The good news? Like millennials, Gen X workers got a relatively early start in planning for retirement, with the median age being 301. According to the previously mentioned survey, Gen X workers have an average of $98,900 saved for retirement3. And with some wise investing and a renewed focus on retirement planning, there is still time to grow this nest egg.
As a generation known as non-conformists, Baby Boomers have rewritten the rules of society at every stage – and that includes retirement. Born between 1946 and 1964, the oldest members of this group have already reached the full retirement age for Social Security benefits, while the youngest members have approximately another decade left in their careers. Different from previous generations, Baby Boomers are increasingly reaching retirement age in good health and with a positive outlook – not to mention a considerable number of active years ahead of them.
The Baby Boomer generation spent most of their years in the workforce before the conceptualization of 401(k)s and employer sponsored retirement plans. As such, they rely more heavily on Social Security and pensions that other generations – with some doubt as to whether that is enough to fund their golden years. In fact, the senior workforce ages 65+ is rapidly rising and will continue to do so in the coming years. What’s more, 7 in 10 Baby Boomers report that they either expect to or are already working beyond the age of 65 – or do not plan to retire at all1.
Some Baby Boomers opt to continue working or get a job in retirement years to supplement Social Security income and postpone dipping into their retirement assets. Others find that working part time offers the opportunity to stay active and intellectually engaged as they settle into their post-career lifestyle. With a need to have more income and fewer expenses, opting to work in retirement years is proving to be a trend popular among today’s retirees regardless. Especially when you factor in today’s inflation…
Regardless of which generation you fall into, it is never too early to get started saving for retirement. Gone are the days of relying solely on Social Security benefits or pensions, so the more you can save the better! But, like any big goal – it’s important to realize that saving for retirement doesn’t happen overnight. Start by breaking down your savings plan into more manageable goals – and adjust as needed.
Even if you’ve already settled into retirement, planning doesn’t stop there. Whether you’re worried about running out of money or think you are well off, financial management is more important than ever as you enter retirement. And there are plenty of measures you can take to maximize your money.

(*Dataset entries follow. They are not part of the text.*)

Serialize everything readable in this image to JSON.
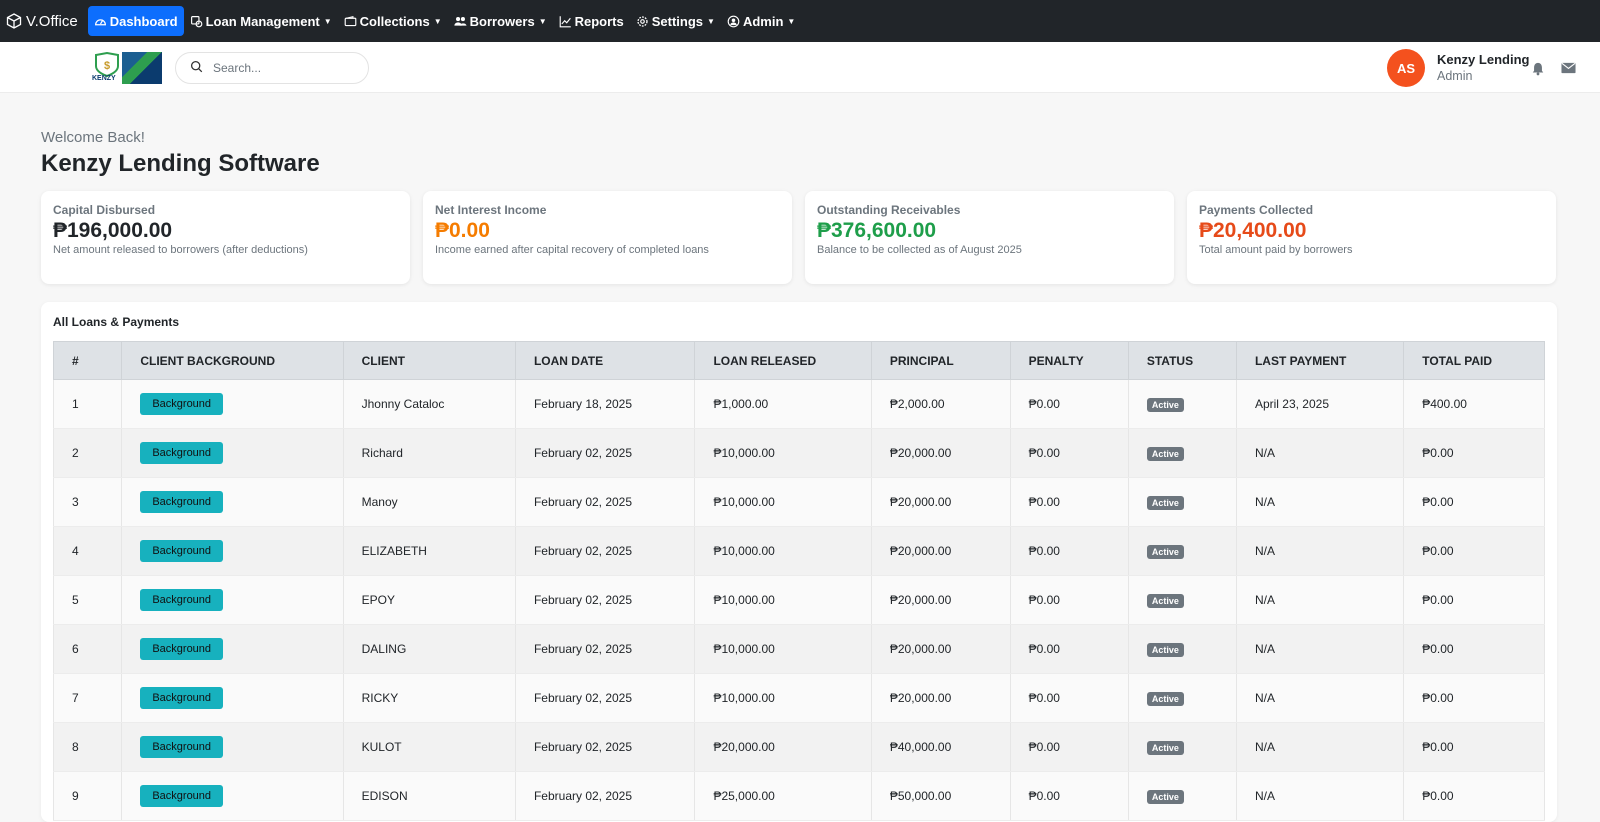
{
  "nav": {
    "brand": "V.Office",
    "items": [
      {
        "label": "Dashboard",
        "icon": "dashboard-icon"
      },
      {
        "label": "Loan Management",
        "icon": "loan-icon"
      },
      {
        "label": "Collections",
        "icon": "wallet-icon"
      },
      {
        "label": "Borrowers",
        "icon": "people-icon"
      },
      {
        "label": "Reports",
        "icon": "chart-icon"
      },
      {
        "label": "Settings",
        "icon": "gear-icon"
      },
      {
        "label": "Admin",
        "icon": "user-circle-icon"
      }
    ]
  },
  "header": {
    "logo_text": "KENZY",
    "search_placeholder": "Search...",
    "avatar_initials": "AS",
    "user_name": "Kenzy Lending",
    "user_role": "Admin"
  },
  "welcome": {
    "greeting": "Welcome Back!",
    "title": "Kenzy Lending Software"
  },
  "cards": [
    {
      "label": "Capital Disbursed",
      "value": "₱196,000.00",
      "desc": "Net amount released to borrowers (after deductions)",
      "color": "#212529"
    },
    {
      "label": "Net Interest Income",
      "value": "₱0.00",
      "desc": "Income earned after capital recovery of completed loans",
      "color": "#f57c00"
    },
    {
      "label": "Outstanding Receivables",
      "value": "₱376,600.00",
      "desc": "Balance to be collected as of August 2025",
      "color": "#1e9e4a"
    },
    {
      "label": "Payments Collected",
      "value": "₱20,400.00",
      "desc": "Total amount paid by borrowers",
      "color": "#e64a19"
    }
  ],
  "table": {
    "title": "All Loans & Payments",
    "columns": [
      "#",
      "CLIENT BACKGROUND",
      "CLIENT",
      "LOAN DATE",
      "LOAN RELEASED",
      "PRINCIPAL",
      "PENALTY",
      "STATUS",
      "LAST PAYMENT",
      "TOTAL PAID"
    ],
    "rows": [
      {
        "n": "1",
        "bg": "Background",
        "client": "Jhonny Cataloc",
        "date": "February 18, 2025",
        "released": "₱1,000.00",
        "principal": "₱2,000.00",
        "penalty": "₱0.00",
        "status": "Active",
        "last": "April 23, 2025",
        "paid": "₱400.00"
      },
      {
        "n": "2",
        "bg": "Background",
        "client": "Richard",
        "date": "February 02, 2025",
        "released": "₱10,000.00",
        "principal": "₱20,000.00",
        "penalty": "₱0.00",
        "status": "Active",
        "last": "N/A",
        "paid": "₱0.00"
      },
      {
        "n": "3",
        "bg": "Background",
        "client": "Manoy",
        "date": "February 02, 2025",
        "released": "₱10,000.00",
        "principal": "₱20,000.00",
        "penalty": "₱0.00",
        "status": "Active",
        "last": "N/A",
        "paid": "₱0.00"
      },
      {
        "n": "4",
        "bg": "Background",
        "client": "ELIZABETH",
        "date": "February 02, 2025",
        "released": "₱10,000.00",
        "principal": "₱20,000.00",
        "penalty": "₱0.00",
        "status": "Active",
        "last": "N/A",
        "paid": "₱0.00"
      },
      {
        "n": "5",
        "bg": "Background",
        "client": "EPOY",
        "date": "February 02, 2025",
        "released": "₱10,000.00",
        "principal": "₱20,000.00",
        "penalty": "₱0.00",
        "status": "Active",
        "last": "N/A",
        "paid": "₱0.00"
      },
      {
        "n": "6",
        "bg": "Background",
        "client": "DALING",
        "date": "February 02, 2025",
        "released": "₱10,000.00",
        "principal": "₱20,000.00",
        "penalty": "₱0.00",
        "status": "Active",
        "last": "N/A",
        "paid": "₱0.00"
      },
      {
        "n": "7",
        "bg": "Background",
        "client": "RICKY",
        "date": "February 02, 2025",
        "released": "₱10,000.00",
        "principal": "₱20,000.00",
        "penalty": "₱0.00",
        "status": "Active",
        "last": "N/A",
        "paid": "₱0.00"
      },
      {
        "n": "8",
        "bg": "Background",
        "client": "KULOT",
        "date": "February 02, 2025",
        "released": "₱20,000.00",
        "principal": "₱40,000.00",
        "penalty": "₱0.00",
        "status": "Active",
        "last": "N/A",
        "paid": "₱0.00"
      },
      {
        "n": "9",
        "bg": "Background",
        "client": "EDISON",
        "date": "February 02, 2025",
        "released": "₱25,000.00",
        "principal": "₱50,000.00",
        "penalty": "₱0.00",
        "status": "Active",
        "last": "N/A",
        "paid": "₱0.00"
      }
    ]
  }
}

If you find that your retirement portfolio and savings are not quite where you’d like them to be, loan proceeds from a reverse mortgage can improve your income and monthly cash flow. Available to homeowners ages 62 and older, a reverse mortgage lets you access a portion of the equity in your home to use as you wish.
See why more than half a million Americans have already made a reverse mortgage part of their retirement financial plan6. Contact the Longbridge team of experts today.
6 Source: 2010 NRMLA study